Your Reading List

In North Africa, it’s all about the colour

The bright yellow colour of Canadian durum gives it an advantage in this competitive market

For North African customers of Canadian durum, yellow is more than just the colour of the food products processed from it. Millers and processors view the bright yellow that Canadian Western Amber Durum (CWAD) wheat provides as a crucial trait for their pasta and couscous quality.

Couscous is a popular traditional dish in the region, a granular product made from durum semolina, a coarse flour which is produced by milling the kernel’s endosperm. It is cooked by steaming and typically served with meat and vegetables.

Earlier this year Cigi conducted its first durum investigative mission to Morocco and Algeria, gathering market information on behalf of the Canadian value chain to ensure CWAD quality continues to meet customer requirements. Cigi staff visited mills and couscous- and pasta-processing companies in both countries as well as an Algerian testing laboratory.

Related Articles

“We don’t have a lot of experience with couscous and have tried to find out more from customers on programs at Cigi but unless you visit their facilities and talk to people there, you don’t get the same sense of what they require,” says Elaine Sopiwnyk, Cigi’s director of grain quality. “It may sound simplistic to say it’s all about colour, but we found out it is all about colour.”

Esey Assefaw, Cigi’s head of Asian products and pasta technology, says the visits revealed that customers were more than satisfied with higher-quality CWAD of which 100 per cent is usually used in premium products, adding that there is market segmentation with low-, medium- and high-quality products. Companies that Cigi visited manufacture both couscous and pasta, with the latter usually viewed more as a value-added side product in bigger processing operations in the region.

“This was Cigi’s first mission to North Africa aside from new crop missions where we present annual crop-quality data to customers,” he says. “We haven’t had an opportunity before to visit mills and processing companies in these countries to get a firsthand look at their markets. We found that the most important requirement in their products was the excellent yellow colour that CWAD gives and which currently faces no competition in the market.”

In Algeria, CWAD is occasionally blended with locally grown durum for a lower-quality pasta product for the domestic market or for export to price-conscious Sub-Saharan African markets, Assefaw says. CWAD is only rarely blended in Morocco with durum from another origin such as France when availability of higher-grade CWAD is limited. More couscous is produced in Morocco than in Algeria which processes more pasta.

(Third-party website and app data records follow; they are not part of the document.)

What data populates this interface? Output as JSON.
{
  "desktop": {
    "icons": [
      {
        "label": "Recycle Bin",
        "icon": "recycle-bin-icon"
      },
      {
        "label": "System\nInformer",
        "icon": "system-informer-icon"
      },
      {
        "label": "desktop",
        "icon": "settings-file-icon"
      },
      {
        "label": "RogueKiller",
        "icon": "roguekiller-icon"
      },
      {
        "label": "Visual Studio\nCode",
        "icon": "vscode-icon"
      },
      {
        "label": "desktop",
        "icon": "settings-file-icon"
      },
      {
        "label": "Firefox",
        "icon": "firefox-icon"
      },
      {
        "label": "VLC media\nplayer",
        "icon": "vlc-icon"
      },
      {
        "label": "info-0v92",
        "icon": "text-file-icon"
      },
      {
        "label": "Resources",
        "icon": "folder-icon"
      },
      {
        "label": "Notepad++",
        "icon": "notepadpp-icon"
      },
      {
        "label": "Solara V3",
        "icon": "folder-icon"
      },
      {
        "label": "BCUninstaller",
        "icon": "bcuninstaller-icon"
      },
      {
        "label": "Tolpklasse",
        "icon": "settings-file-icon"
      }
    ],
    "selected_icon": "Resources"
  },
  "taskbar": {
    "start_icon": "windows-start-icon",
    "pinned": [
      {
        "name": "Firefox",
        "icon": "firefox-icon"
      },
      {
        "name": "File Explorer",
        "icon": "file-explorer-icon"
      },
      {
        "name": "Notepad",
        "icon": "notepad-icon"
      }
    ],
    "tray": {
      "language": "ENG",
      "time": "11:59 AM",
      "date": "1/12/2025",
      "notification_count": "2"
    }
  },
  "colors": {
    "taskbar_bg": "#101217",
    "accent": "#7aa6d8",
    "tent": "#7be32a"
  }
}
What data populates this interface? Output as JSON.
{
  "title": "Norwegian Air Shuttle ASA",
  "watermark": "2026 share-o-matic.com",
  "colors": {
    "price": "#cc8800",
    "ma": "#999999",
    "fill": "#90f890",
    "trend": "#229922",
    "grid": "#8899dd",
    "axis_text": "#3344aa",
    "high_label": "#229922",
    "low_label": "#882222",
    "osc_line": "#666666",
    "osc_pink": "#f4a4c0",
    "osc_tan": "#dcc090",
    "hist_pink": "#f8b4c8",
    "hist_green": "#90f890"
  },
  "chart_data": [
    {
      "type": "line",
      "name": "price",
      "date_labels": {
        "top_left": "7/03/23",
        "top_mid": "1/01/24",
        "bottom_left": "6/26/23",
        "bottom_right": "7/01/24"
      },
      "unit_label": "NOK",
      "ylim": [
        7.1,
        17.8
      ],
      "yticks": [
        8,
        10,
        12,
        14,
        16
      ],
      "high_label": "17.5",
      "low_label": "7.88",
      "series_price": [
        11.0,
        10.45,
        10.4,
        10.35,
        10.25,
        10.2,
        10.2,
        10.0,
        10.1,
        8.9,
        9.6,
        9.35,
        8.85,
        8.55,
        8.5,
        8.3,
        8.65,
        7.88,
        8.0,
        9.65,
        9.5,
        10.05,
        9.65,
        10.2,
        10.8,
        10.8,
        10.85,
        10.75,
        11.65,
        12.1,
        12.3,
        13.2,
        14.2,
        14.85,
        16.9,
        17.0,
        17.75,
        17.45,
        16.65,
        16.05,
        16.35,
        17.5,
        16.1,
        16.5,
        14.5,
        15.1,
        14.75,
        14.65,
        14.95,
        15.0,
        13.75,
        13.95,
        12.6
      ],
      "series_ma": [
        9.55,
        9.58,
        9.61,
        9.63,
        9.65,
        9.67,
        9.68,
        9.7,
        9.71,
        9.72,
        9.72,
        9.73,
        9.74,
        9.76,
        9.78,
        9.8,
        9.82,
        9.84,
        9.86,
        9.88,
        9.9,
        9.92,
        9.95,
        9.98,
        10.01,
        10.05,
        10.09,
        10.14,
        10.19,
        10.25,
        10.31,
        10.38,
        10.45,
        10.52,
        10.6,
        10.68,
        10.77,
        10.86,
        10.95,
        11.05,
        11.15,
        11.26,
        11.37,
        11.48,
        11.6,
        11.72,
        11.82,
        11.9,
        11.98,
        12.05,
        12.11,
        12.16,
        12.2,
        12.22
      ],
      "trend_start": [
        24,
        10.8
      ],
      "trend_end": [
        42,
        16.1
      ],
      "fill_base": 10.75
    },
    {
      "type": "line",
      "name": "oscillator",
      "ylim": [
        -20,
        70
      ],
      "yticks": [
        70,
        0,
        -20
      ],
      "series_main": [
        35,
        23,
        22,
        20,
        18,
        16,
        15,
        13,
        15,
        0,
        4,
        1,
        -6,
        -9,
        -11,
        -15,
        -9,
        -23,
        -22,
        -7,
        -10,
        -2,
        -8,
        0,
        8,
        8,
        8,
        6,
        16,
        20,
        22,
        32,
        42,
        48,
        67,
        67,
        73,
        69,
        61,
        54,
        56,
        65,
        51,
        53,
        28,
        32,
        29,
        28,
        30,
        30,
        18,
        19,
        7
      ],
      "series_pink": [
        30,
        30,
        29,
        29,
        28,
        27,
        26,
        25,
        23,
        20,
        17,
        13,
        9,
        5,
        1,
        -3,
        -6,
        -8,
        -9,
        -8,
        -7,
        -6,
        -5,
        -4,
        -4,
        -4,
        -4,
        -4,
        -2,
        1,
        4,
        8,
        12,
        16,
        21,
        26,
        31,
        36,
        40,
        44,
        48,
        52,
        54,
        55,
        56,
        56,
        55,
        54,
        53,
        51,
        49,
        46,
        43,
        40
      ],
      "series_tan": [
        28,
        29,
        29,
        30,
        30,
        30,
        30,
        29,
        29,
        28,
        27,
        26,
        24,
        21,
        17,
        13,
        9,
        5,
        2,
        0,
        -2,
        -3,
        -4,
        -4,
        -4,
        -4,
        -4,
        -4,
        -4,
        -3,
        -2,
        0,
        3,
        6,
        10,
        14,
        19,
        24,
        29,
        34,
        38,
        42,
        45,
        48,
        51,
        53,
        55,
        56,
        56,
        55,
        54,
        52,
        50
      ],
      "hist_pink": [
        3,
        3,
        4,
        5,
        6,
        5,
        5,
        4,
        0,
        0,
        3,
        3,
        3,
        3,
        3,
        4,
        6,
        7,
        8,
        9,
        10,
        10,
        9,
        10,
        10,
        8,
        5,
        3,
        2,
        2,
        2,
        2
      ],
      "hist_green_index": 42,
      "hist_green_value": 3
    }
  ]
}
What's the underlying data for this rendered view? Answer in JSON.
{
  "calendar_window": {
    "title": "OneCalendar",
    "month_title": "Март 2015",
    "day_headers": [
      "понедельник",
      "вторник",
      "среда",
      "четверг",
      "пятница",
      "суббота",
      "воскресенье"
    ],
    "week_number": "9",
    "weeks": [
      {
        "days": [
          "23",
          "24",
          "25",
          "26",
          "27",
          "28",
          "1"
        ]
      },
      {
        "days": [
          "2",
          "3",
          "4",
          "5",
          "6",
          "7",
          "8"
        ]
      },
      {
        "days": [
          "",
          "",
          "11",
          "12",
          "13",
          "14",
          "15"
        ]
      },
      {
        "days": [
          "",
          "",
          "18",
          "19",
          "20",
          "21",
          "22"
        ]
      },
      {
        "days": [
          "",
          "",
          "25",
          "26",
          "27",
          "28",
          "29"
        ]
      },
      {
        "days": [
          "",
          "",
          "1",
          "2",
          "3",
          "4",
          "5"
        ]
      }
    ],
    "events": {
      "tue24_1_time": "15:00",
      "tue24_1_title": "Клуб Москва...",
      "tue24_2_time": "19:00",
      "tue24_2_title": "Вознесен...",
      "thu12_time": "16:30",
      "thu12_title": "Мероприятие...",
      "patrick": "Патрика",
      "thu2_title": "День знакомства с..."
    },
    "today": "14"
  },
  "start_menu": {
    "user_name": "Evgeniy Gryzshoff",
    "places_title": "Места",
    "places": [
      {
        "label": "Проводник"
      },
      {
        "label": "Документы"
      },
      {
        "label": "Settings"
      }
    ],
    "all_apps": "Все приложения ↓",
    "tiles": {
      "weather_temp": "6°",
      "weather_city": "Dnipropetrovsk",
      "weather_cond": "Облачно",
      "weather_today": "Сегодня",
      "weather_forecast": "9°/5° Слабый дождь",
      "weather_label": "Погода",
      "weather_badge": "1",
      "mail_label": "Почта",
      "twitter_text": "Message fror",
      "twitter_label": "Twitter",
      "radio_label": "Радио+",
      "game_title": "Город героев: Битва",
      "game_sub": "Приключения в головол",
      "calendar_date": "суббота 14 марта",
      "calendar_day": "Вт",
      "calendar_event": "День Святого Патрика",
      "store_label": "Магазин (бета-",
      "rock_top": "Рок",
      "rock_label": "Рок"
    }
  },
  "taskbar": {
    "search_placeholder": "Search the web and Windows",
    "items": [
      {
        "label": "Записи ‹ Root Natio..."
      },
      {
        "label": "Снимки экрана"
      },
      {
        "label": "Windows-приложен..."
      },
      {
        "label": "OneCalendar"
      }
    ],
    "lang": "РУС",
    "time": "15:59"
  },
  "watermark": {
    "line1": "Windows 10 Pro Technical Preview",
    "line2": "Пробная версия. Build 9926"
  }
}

“We were told that women, who are primarily responsible for grocery shopping, can go to the supermarket and determine couscous quality based on colour,” Sopiwynk says. “It’s common that their couscous or pasta is purchased from stores selling bulk products and pasta is sold as short goods like rotini rather than spaghetti which would break if sold that way. Middle- or upper-class consumers might go to a grocery store where premium products would be sold as packaged goods with brand names.”

Sopiwynk says the only concern raised during the visit was about DON levels and the impact on imported durum, which emphasizes a need to look at developing fusarium resistance in CWAD (DON or deoxynivalenol, also known as vomitoxin, may be present in fusarium head blight infecting wheat or barley).

Customers indicated protein is also important but not as critical as colour, Sopiwynk says. Hard vitreous kernels or HVK (vitreousness, or translucence, indicates kernel hardness) are related to protein content and milling quality. A certain percentage is required to achieve a higher grade of CWAD from which a better quality semolina is milled.

About the author

Ellen Goodman's recent articles

Comments

explore

Stories from our other publications